Masks are very unlikely to help children, as they won’t seal tight to the face and the children will just breath contaminated air through the gaps. For adults, special P2 masks from hardware stores may be an option but they have sold out in many places. This is probably just as well as, again, they are unlikely to help much unless you manage to achieve an excellent seal to the face. Medical supply stores may also still have some stock of ’N95’ surgical type masks which achieve similar filtration. They will likely reduce the amount of particles you’re exposed to but by no means filter all of them.
Naaman Zhou from The Guardian has written an excellent overview on our current levels of environmental smoke and masks that might be helpful to you.
As always, care for yourself and look out for others that may need your help. Particularly younger family members may pickup on the tension and apprehension that may build up without being able to put this into words. Sitting down, explaining that there are fires happening that send smoke across the country might give meaning to those fears. Letting your children know that they and their family are safe will also help alleviate fears. If you do decide to donate maybe do this together with your children to show them that fears and even big challenges like the one we are facing right now can be addressed and, eventually, overcome.
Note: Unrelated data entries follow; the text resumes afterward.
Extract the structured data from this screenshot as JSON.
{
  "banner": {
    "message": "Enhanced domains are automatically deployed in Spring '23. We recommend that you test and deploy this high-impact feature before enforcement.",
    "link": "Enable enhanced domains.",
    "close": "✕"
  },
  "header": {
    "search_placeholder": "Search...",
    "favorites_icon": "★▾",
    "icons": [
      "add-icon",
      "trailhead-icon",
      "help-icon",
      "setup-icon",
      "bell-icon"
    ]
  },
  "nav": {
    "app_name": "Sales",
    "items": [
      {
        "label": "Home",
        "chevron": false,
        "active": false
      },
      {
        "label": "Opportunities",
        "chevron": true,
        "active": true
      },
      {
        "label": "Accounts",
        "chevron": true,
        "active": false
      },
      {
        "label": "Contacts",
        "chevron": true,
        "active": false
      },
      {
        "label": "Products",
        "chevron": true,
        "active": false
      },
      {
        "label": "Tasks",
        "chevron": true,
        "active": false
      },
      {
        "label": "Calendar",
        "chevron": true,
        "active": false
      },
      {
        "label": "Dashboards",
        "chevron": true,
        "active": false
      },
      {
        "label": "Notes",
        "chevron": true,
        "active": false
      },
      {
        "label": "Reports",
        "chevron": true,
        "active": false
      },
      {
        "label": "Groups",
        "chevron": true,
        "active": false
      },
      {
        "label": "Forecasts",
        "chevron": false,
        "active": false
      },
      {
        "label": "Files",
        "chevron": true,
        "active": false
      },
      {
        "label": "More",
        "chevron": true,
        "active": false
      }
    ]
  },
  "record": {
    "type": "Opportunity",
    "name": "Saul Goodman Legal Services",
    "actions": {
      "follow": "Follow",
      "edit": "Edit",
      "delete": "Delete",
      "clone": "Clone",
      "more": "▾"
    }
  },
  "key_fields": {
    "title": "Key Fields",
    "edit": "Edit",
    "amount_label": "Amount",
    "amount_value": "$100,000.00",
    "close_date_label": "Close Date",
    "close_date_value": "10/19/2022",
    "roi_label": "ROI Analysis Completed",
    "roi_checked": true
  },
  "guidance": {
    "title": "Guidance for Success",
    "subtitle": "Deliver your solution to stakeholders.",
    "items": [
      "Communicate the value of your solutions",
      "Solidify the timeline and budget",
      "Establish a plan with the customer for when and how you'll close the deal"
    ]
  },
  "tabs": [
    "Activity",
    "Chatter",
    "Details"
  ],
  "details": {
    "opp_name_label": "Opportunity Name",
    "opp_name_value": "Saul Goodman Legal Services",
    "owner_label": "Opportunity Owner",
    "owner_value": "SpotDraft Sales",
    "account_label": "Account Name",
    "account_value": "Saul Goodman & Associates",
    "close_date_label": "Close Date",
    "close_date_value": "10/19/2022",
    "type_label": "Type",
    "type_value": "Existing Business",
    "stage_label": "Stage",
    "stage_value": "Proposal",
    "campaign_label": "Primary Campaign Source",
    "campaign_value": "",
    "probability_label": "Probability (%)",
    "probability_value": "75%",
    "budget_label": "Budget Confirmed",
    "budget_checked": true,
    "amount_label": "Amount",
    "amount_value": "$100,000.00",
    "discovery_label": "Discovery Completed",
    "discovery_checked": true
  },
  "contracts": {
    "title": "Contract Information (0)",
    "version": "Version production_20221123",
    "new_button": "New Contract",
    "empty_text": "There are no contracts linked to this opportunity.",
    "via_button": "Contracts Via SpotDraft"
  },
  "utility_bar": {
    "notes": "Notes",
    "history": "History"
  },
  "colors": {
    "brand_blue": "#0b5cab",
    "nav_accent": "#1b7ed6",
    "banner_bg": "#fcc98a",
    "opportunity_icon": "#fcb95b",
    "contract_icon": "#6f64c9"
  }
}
Lastly, if you experience a medical emergency dial 000 for urgent help. If your medical issue is not life-threatening but you do see your health impacted, our team at Eleanor Clinic are available as always.